Requirement:
What is needed here is an exact copy of every entry.
[[ Records provided open ]]
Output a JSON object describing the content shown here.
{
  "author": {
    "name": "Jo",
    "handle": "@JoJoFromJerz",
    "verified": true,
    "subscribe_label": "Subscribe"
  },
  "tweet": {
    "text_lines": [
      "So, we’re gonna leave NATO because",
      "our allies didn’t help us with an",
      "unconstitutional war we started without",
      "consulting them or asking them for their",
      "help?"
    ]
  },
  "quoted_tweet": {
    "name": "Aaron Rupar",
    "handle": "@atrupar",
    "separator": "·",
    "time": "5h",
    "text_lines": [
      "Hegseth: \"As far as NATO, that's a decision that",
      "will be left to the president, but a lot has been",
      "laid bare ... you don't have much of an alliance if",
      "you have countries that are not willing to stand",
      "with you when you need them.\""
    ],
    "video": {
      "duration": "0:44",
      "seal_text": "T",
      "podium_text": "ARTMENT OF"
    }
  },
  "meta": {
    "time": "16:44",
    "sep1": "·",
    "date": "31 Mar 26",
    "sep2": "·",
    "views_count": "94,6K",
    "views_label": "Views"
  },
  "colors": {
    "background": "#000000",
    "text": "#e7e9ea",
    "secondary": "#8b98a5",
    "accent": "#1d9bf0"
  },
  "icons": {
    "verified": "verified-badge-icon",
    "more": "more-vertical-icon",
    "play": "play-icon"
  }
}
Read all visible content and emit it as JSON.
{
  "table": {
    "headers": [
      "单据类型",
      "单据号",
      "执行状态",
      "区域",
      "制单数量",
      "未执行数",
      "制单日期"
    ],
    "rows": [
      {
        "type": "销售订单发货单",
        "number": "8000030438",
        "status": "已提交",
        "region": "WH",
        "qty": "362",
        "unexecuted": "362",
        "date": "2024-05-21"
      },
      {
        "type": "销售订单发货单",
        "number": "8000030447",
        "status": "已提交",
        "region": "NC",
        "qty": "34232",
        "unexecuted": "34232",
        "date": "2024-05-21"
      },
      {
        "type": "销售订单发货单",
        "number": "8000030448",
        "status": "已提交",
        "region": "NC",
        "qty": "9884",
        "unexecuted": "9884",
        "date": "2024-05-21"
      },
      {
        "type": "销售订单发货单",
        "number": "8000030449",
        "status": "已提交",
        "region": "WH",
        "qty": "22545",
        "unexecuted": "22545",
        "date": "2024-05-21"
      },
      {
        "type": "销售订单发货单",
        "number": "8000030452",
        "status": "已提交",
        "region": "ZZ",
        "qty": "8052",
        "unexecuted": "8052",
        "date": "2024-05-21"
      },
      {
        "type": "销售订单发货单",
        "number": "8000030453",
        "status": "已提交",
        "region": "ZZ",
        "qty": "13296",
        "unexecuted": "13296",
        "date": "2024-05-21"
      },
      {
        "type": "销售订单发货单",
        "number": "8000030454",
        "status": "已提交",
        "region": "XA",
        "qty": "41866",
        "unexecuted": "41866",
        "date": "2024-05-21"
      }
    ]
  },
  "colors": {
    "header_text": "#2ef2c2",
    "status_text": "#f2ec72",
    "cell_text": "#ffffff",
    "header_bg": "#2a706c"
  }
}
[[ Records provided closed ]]
Solution to this problem:
Output a JSON object describing the content shown here.
{
  "author": {
    "name": "Jo",
    "handle": "@JoJoFromJerz",
    "verified": true,
    "subscribe_label": "Subscribe"
  },
  "tweet": {
    "text_lines": [
      "So, we’re gonna leave NATO because",
      "our allies didn’t help us with an",
      "unconstitutional war we started without",
      "consulting them or asking them for their",
      "help?"
    ]
  },
  "quoted_tweet": {
    "name": "Aaron Rupar",
    "handle": "@atrupar",
    "separator": "·",
    "time": "5h",
    "text_lines": [
      "Hegseth: \"As far as NATO, that's a decision that",
      "will be left to the president, but a lot has been",
      "laid bare ... you don't have much of an alliance if",
      "you have countries that are not willing to stand",
      "with you when you need them.\""
    ],
    "video": {
      "duration": "0:44",
      "seal_text": "T",
      "podium_text": "ARTMENT OF"
    }
  },
  "meta": {
    "time": "16:44",
    "sep1": "·",
    "date": "31 Mar 26",
    "sep2": "·",
    "views_count": "94,6K",
    "views_label": "Views"
  },
  "colors": {
    "background": "#000000",
    "text": "#e7e9ea",
    "secondary": "#8b98a5",
    "accent": "#1d9bf0"
  },
  "icons": {
    "verified": "verified-badge-icon",
    "more": "more-vertical-icon",
    "play": "play-icon"
  }
}
Read all visible content and emit it as JSON.
{
  "table": {
    "headers": [
      "单据类型",
      "单据号",
      "执行状态",
      "区域",
      "制单数量",
      "未执行数",
      "制单日期"
    ],
    "rows": [
      {
        "type": "销售订单发货单",
        "number": "8000030438",
        "status": "已提交",
        "region": "WH",
        "qty": "362",
        "unexecuted": "362",
        "date": "2024-05-21"
      },
      {
        "type": "销售订单发货单",
        "number": "8000030447",
        "status": "已提交",
        "region": "NC",
        "qty": "34232",
        "unexecuted": "34232",
        "date": "2024-05-21"
      },
      {
        "type": "销售订单发货单",
        "number": "8000030448",
        "status": "已提交",
        "region": "NC",
        "qty": "9884",
        "unexecuted": "9884",
        "date": "2024-05-21"
      },
      {
        "type": "销售订单发货单",
        "number": "8000030449",
        "status": "已提交",
        "region": "WH",
        "qty": "22545",
        "unexecuted": "22545",
        "date": "2024-05-21"
      },
      {
        "type": "销售订单发货单",
        "number": "8000030452",
        "status": "已提交",
        "region": "ZZ",
        "qty": "8052",
        "unexecuted": "8052",
        "date": "2024-05-21"
      },
      {
        "type": "销售订单发货单",
        "number": "8000030453",
        "status": "已提交",
        "region": "ZZ",
        "qty": "13296",
        "unexecuted": "13296",
        "date": "2024-05-21"
      },
      {
        "type": "销售订单发货单",
        "number": "8000030454",
        "status": "已提交",
        "region": "XA",
        "qty": "41866",
        "unexecuted": "41866",
        "date": "2024-05-21"
      }
    ]
  },
  "colors": {
    "header_text": "#2ef2c2",
    "status_text": "#f2ec72",
    "cell_text": "#ffffff",
    "header_bg": "#2a706c"
  }
}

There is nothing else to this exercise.